→ Task to complete
Please return the lines of the data that contain "curve".

→ Data supplied

************

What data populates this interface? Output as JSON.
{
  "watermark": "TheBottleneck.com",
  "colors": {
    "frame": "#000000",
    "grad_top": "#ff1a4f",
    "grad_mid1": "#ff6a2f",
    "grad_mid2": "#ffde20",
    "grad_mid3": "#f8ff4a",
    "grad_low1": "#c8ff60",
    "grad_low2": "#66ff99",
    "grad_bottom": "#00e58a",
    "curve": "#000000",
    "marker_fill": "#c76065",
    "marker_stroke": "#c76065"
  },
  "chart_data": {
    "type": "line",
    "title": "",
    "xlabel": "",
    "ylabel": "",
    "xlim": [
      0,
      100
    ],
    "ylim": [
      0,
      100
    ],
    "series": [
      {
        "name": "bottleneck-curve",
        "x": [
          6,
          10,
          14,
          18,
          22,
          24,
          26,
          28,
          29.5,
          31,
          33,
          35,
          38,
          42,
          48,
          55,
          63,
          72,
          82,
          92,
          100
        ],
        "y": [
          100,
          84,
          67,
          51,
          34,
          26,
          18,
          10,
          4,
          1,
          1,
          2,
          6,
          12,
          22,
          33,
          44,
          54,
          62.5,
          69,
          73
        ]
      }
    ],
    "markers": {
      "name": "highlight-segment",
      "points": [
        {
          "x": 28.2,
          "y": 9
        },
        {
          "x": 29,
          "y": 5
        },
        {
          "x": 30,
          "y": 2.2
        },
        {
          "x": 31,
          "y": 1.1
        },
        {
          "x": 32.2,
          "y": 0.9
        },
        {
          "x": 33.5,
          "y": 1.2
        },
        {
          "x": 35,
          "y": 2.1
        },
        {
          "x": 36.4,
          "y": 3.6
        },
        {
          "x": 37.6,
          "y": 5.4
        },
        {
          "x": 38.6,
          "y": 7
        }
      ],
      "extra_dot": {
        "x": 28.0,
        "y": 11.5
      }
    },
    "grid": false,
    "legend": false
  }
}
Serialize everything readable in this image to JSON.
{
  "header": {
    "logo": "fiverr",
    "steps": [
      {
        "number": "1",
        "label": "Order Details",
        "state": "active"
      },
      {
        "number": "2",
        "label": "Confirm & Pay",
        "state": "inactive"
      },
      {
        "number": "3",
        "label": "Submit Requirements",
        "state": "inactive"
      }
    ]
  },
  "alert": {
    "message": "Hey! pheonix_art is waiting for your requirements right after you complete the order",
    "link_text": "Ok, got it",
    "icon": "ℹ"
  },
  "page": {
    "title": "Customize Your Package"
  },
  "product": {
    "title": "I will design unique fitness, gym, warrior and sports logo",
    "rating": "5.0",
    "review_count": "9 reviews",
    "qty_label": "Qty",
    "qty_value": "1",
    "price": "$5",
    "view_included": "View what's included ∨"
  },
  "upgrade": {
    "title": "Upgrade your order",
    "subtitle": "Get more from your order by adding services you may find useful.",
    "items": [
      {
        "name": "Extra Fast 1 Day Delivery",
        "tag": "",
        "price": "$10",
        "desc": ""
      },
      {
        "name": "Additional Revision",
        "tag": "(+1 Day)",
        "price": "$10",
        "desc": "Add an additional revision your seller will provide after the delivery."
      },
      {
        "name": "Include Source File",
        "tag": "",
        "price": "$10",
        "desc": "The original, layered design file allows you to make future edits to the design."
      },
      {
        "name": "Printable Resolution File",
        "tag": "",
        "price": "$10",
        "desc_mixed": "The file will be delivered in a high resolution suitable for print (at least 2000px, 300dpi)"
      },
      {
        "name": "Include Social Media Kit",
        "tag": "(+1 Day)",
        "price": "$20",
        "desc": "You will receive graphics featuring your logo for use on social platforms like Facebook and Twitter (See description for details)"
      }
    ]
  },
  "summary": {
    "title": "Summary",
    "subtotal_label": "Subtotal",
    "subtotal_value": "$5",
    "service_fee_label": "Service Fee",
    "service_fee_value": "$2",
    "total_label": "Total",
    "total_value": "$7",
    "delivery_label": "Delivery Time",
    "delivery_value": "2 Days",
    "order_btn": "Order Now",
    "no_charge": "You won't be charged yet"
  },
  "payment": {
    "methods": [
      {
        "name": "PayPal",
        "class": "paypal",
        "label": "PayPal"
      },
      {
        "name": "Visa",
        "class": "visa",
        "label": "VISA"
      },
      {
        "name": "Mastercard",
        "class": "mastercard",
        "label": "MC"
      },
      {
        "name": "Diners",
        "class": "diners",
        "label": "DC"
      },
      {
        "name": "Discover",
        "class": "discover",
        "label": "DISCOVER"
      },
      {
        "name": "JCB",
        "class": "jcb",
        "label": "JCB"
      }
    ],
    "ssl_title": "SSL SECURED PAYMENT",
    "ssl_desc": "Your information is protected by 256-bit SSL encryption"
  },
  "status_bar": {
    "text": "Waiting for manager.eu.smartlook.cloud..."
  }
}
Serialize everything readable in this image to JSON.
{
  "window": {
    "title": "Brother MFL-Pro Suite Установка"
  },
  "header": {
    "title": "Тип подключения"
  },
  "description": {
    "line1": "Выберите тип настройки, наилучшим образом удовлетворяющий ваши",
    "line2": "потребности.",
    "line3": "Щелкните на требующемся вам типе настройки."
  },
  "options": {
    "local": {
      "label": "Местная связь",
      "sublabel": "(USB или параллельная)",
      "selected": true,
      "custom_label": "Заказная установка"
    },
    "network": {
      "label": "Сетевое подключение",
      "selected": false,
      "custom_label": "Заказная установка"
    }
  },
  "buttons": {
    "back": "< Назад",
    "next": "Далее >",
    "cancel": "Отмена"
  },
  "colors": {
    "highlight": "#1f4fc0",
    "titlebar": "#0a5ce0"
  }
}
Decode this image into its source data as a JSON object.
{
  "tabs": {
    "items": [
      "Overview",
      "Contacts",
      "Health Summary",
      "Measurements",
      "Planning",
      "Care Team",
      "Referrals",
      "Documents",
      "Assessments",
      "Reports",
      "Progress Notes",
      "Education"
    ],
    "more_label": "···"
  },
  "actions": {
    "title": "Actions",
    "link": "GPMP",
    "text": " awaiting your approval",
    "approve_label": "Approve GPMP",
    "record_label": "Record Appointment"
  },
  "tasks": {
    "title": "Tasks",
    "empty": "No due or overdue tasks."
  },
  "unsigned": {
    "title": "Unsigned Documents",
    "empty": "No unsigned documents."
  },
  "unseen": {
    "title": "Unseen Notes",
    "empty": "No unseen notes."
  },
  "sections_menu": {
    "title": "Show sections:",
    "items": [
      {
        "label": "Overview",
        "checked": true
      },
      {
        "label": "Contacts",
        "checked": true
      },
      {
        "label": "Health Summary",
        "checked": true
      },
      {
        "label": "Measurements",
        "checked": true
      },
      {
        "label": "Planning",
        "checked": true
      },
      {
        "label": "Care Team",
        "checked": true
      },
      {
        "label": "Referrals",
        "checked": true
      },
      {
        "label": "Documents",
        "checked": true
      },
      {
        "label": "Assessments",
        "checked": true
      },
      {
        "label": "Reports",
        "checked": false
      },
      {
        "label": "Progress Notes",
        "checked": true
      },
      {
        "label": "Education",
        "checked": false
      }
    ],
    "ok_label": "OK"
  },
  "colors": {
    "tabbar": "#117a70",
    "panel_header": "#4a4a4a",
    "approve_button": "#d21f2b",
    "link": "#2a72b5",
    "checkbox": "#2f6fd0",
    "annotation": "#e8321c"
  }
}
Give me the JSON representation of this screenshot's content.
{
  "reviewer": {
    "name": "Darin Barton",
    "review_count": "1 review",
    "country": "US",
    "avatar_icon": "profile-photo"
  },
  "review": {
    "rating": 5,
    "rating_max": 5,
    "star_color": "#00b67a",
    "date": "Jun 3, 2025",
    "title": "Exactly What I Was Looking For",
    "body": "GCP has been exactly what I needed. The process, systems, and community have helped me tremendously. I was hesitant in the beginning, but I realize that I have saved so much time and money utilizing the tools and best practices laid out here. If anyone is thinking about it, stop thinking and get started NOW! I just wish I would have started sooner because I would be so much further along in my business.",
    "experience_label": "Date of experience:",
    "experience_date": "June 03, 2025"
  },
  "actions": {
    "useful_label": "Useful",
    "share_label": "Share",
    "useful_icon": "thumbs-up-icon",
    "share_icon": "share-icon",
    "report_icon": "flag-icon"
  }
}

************

→ Written response
    "curve": "#000000",
        "name": "bottleneck-curve",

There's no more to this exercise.